Democratising public services for minority communities
Ella Baker, the African-American civil rights campaigner, argued that “strong people don’t need a strong leader”. It was a rallying cry in 1960’s America for participatory democracy where everyone had the right to be heard and play a part in forming society and fighting social injustice.
Ella Baker, a central leader of the Student Nonviolent Coordinating Committee (SNCC), believed in creating new leaders and erasing the distinction between leaders and followers. Professor Linda Gordon of New York University has argued that although this may have been a utopian idea, having such a high aspiration led to a more respectful way of working with non-leaders.
This idea chimes with much of our work where we see the communities we work with as assets rather than a group of people who need to have something done to them, the classical top down approach.

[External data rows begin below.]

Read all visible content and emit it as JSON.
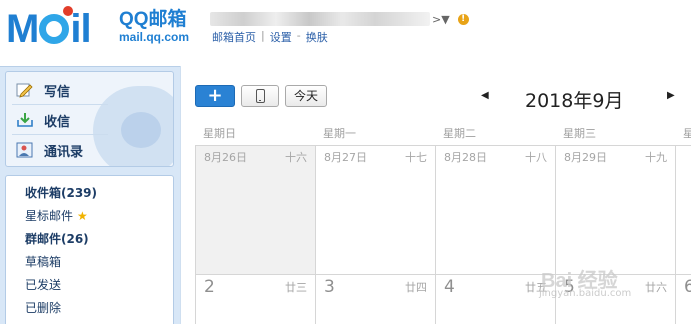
{
  "header": {
    "logo_text": "MOil",
    "brand_name": "QQ邮箱",
    "brand_domain": "mail.qq.com",
    "user_caret": ">▼",
    "warning_symbol": "!",
    "links": {
      "home": "邮箱首页",
      "separator": "|",
      "settings": "设置",
      "dash": "-",
      "switch": "换肤"
    }
  },
  "sidebar": {
    "quick_actions": [
      {
        "label": "写信",
        "icon": "pencil-icon"
      },
      {
        "label": "收信",
        "icon": "inbox-download-icon"
      },
      {
        "label": "通讯录",
        "icon": "address-book-icon"
      }
    ],
    "folders": [
      {
        "label": "收件箱(239)",
        "bold": true
      },
      {
        "label": "星标邮件",
        "bold": false,
        "star": "★"
      },
      {
        "label": "群邮件(26)",
        "bold": true
      },
      {
        "label": "草稿箱",
        "bold": false
      },
      {
        "label": "已发送",
        "bold": false
      },
      {
        "label": "已删除",
        "bold": false
      }
    ]
  },
  "calendar": {
    "toolbar": {
      "add_label": "+",
      "today_label": "今天"
    },
    "prev_arrow": "◀",
    "next_arrow": "▶",
    "month_title": "2018年9月",
    "weekdays": [
      "星期日",
      "星期一",
      "星期二",
      "星期三",
      "星期四"
    ],
    "rows": [
      [
        {
          "day": "8月26日",
          "lunar": "十六",
          "past": true
        },
        {
          "day": "8月27日",
          "lunar": "十七",
          "past": false
        },
        {
          "day": "8月28日",
          "lunar": "十八",
          "past": false
        },
        {
          "day": "8月29日",
          "lunar": "十九",
          "past": false
        },
        {
          "day": "",
          "lunar": "",
          "past": false
        }
      ],
      [
        {
          "day": "2",
          "lunar": "廿三",
          "past": false,
          "big": true
        },
        {
          "day": "3",
          "lunar": "廿四",
          "past": false,
          "big": true
        },
        {
          "day": "4",
          "lunar": "廿五",
          "past": false,
          "big": true
        },
        {
          "day": "5",
          "lunar": "廿六",
          "past": false,
          "big": true
        },
        {
          "day": "6",
          "lunar": "",
          "past": false,
          "big": true
        }
      ]
    ]
  },
  "watermark": {
    "text": "Bai 经验",
    "sub": "jingyan.baidu.com"
  },
  "colors": {
    "brand_blue": "#1f7fd2",
    "add_button": "#2a82d4",
    "sidebar_bg": "#d8e7f7",
    "past_cell": "#f1f1f1"
  }
}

For instance our mental health resource we are currently producing requires talking to patients, therapists, GPs, imams, and members of the Somali community who may not feel comfortable accessing therapeutic services. It requires a great effort and is in contrast to the standardised approaches that you might currently find in the NHS. At present questionnaires such as the PHQ9 are used by GPs to score whether a patient may be suffering from depression. This questionnaire does not take into account culture, faith, class or education and both patients and doctors have pointed out this obvious flaw. This absence of a holistic approach can be particularly detrimental when tackling conditions linked to mental health which can have a variety of connotations across different communities and societies.

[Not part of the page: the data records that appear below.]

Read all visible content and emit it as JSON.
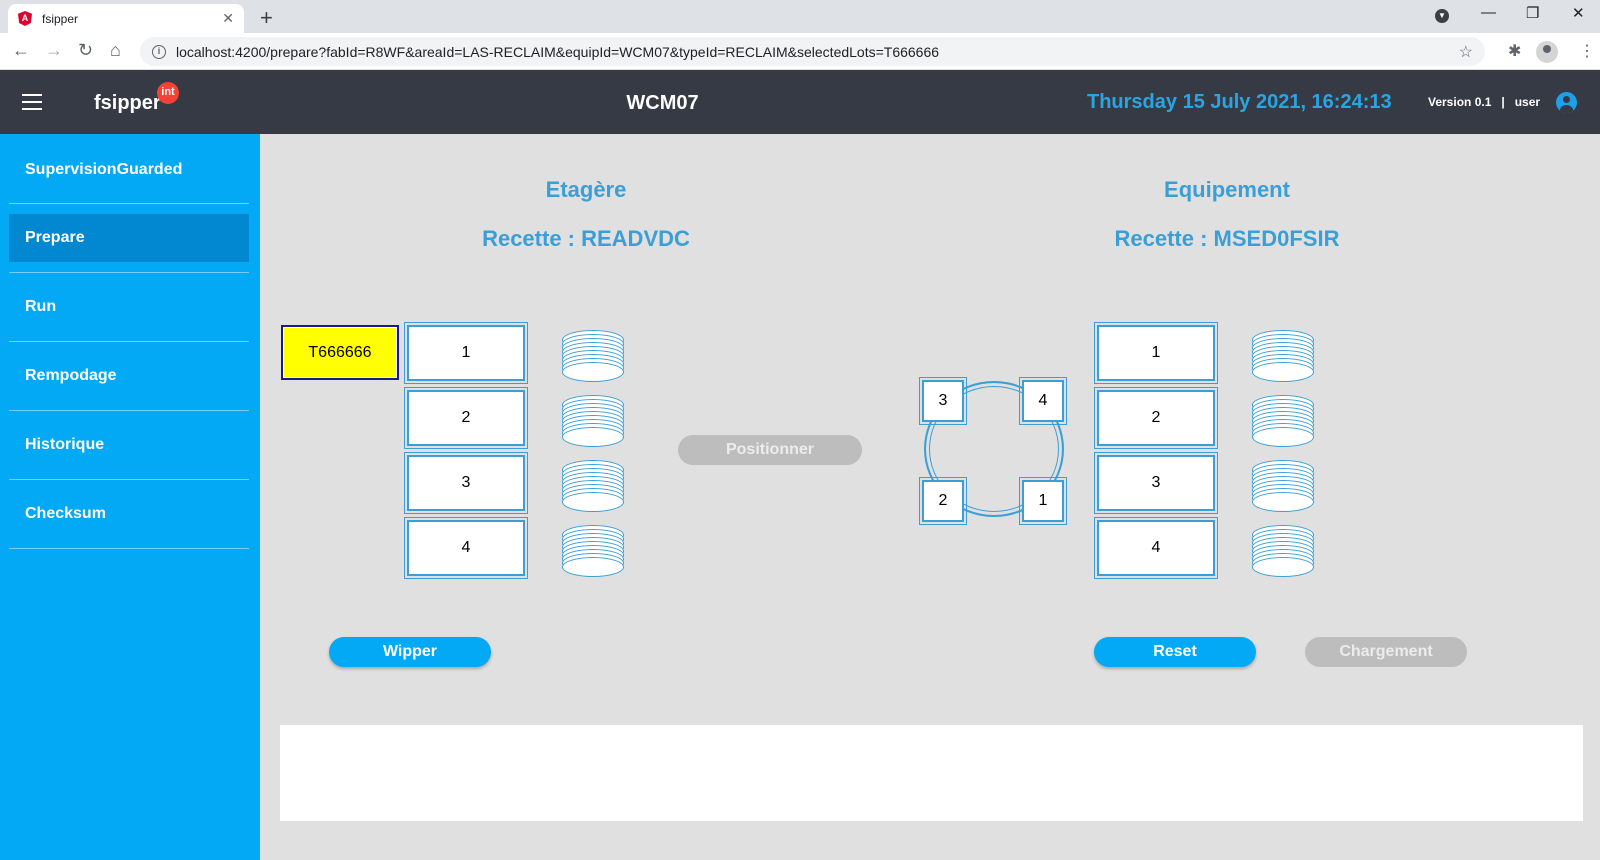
{
  "browser": {
    "tab_title": "fsipper",
    "url": "localhost:4200/prepare?fabId=R8WF&areaId=LAS-RECLAIM&equipId=WCM07&typeId=RECLAIM&selectedLots=T666666",
    "icons": [
      "angular-icon",
      "close-icon",
      "plus-icon",
      "back-icon",
      "forward-icon",
      "reload-icon",
      "home-icon",
      "info-icon",
      "star-icon",
      "puzzle-icon",
      "profile-icon",
      "more-icon"
    ]
  },
  "toolbar": {
    "brand": "fsipper",
    "badge": "int",
    "equipment": "WCM07",
    "datetime": "Thursday 15 July 2021, 16:24:13",
    "version_user": "Version 0.1   |   user",
    "datetime_color": "#2aa5e3",
    "bg_color": "#363a45"
  },
  "sidebar": {
    "bg_color": "#03a9f4",
    "items": [
      {
        "label": "SupervisionGuarded",
        "active": false
      },
      {
        "label": "Prepare",
        "active": true
      },
      {
        "label": "Run",
        "active": false
      },
      {
        "label": "Rempodage",
        "active": false
      },
      {
        "label": "Historique",
        "active": false
      },
      {
        "label": "Checksum",
        "active": false
      }
    ]
  },
  "shelf": {
    "title": "Etagère",
    "recipe": "Recette : READVDC",
    "lot": "T666666",
    "slots": [
      "1",
      "2",
      "3",
      "4"
    ]
  },
  "equipment": {
    "title": "Equipement",
    "recipe": "Recette : MSED0FSIR",
    "ring_slots": [
      "3",
      "4",
      "2",
      "1"
    ],
    "slots": [
      "1",
      "2",
      "3",
      "4"
    ]
  },
  "buttons": {
    "positionner": "Positionner",
    "wipper": "Wipper",
    "reset": "Reset",
    "chargement": "Chargement"
  }
}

A standardised approach may be easier to implement and measure but it will not get to the root cause of problems and certainly not involve communities in the decision-making or creative process when tackling social issues.

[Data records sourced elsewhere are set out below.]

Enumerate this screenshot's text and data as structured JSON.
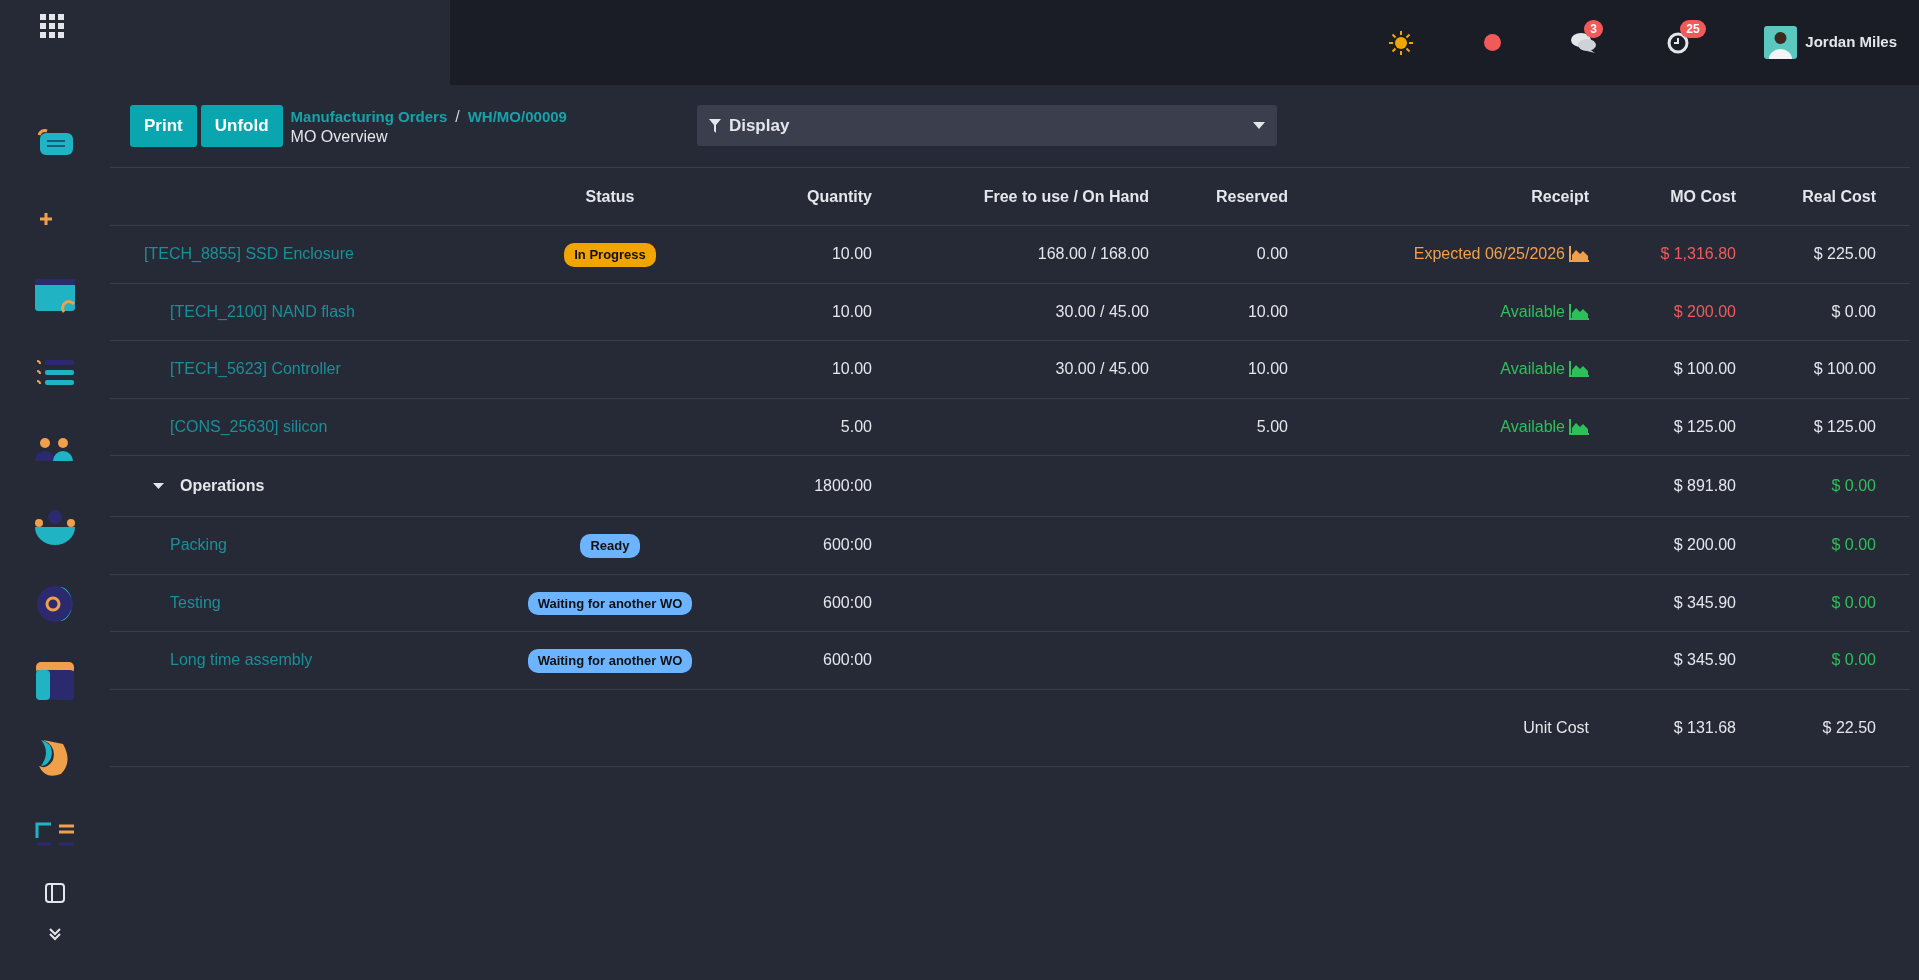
{
  "topbar": {
    "notifications": [
      {
        "kind": "chat",
        "count": "3"
      },
      {
        "kind": "activity",
        "count": "25"
      }
    ],
    "user": {
      "name": "Jordan Miles"
    }
  },
  "toolbar": {
    "buttons": [
      "Print",
      "Unfold"
    ],
    "breadcrumb": [
      "Manufacturing Orders",
      "WH/MO/00009"
    ],
    "separator": "/",
    "title": "MO Overview",
    "display": "Display"
  },
  "table": {
    "columns": [
      "Status",
      "Quantity",
      "Free to use / On Hand",
      "Reserved",
      "Receipt",
      "MO Cost",
      "Real Cost"
    ],
    "rows": [
      {
        "kind": "line",
        "name": "[TECH_8855] SSD Enclosure",
        "status": {
          "label": "In Progress",
          "color": "#f0a500"
        },
        "quantity": "10.00",
        "free_on_hand": "168.00 / 168.00",
        "reserved": "0.00",
        "receipt": {
          "label": "Expected 06/25/2026",
          "color": "#f0a04b"
        },
        "mo_cost": "$ 1,316.80",
        "mo_cost_alert": true,
        "real_cost": "$ 225.00",
        "real_cost_ok": false,
        "children": [
          {
            "kind": "line",
            "name": "[TECH_2100] NAND flash",
            "quantity": "10.00",
            "free_on_hand": "30.00 / 45.00",
            "reserved": "10.00",
            "receipt": {
              "label": "Available",
              "color": "#2fbf5a"
            },
            "mo_cost": "$ 200.00",
            "mo_cost_alert": true,
            "real_cost": "$ 0.00",
            "real_cost_ok": false
          },
          {
            "kind": "line",
            "name": "[TECH_5623] Controller",
            "quantity": "10.00",
            "free_on_hand": "30.00 / 45.00",
            "reserved": "10.00",
            "receipt": {
              "label": "Available",
              "color": "#2fbf5a"
            },
            "mo_cost": "$ 100.00",
            "mo_cost_alert": false,
            "real_cost": "$ 100.00",
            "real_cost_ok": false
          },
          {
            "kind": "line",
            "name": "[CONS_25630] silicon",
            "quantity": "5.00",
            "reserved": "5.00",
            "receipt": {
              "label": "Available",
              "color": "#2fbf5a"
            },
            "mo_cost": "$ 125.00",
            "mo_cost_alert": false,
            "real_cost": "$ 125.00",
            "real_cost_ok": false
          }
        ]
      },
      {
        "kind": "group",
        "name": "Operations",
        "expanded": true,
        "quantity": "1800:00",
        "mo_cost": "$ 891.80",
        "mo_cost_alert": false,
        "real_cost": "$ 0.00",
        "real_cost_ok": true,
        "children": [
          {
            "kind": "line",
            "name": "Packing",
            "status": {
              "label": "Ready",
              "color": "#6cb4ff"
            },
            "quantity": "600:00",
            "mo_cost": "$ 200.00",
            "mo_cost_alert": false,
            "real_cost": "$ 0.00",
            "real_cost_ok": true
          },
          {
            "kind": "line",
            "name": "Testing",
            "status": {
              "label": "Waiting for another WO",
              "color": "#6cb4ff"
            },
            "quantity": "600:00",
            "mo_cost": "$ 345.90",
            "mo_cost_alert": false,
            "real_cost": "$ 0.00",
            "real_cost_ok": true
          },
          {
            "kind": "line",
            "name": "Long time assembly",
            "status": {
              "label": "Waiting for another WO",
              "color": "#6cb4ff"
            },
            "quantity": "600:00",
            "mo_cost": "$ 345.90",
            "mo_cost_alert": false,
            "real_cost": "$ 0.00",
            "real_cost_ok": true
          }
        ]
      }
    ],
    "unit_cost": {
      "label": "Unit Cost",
      "mo_cost": "$ 131.68",
      "real_cost": "$ 22.50"
    }
  }
}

As Professor Linda Gordon points out: “Campaigners such as Ella Baker wanted to enable people to take responsibility of the political and social structures in which they lived. This should be a serious aspiration for any progressive movement. This is what citizenship should mean."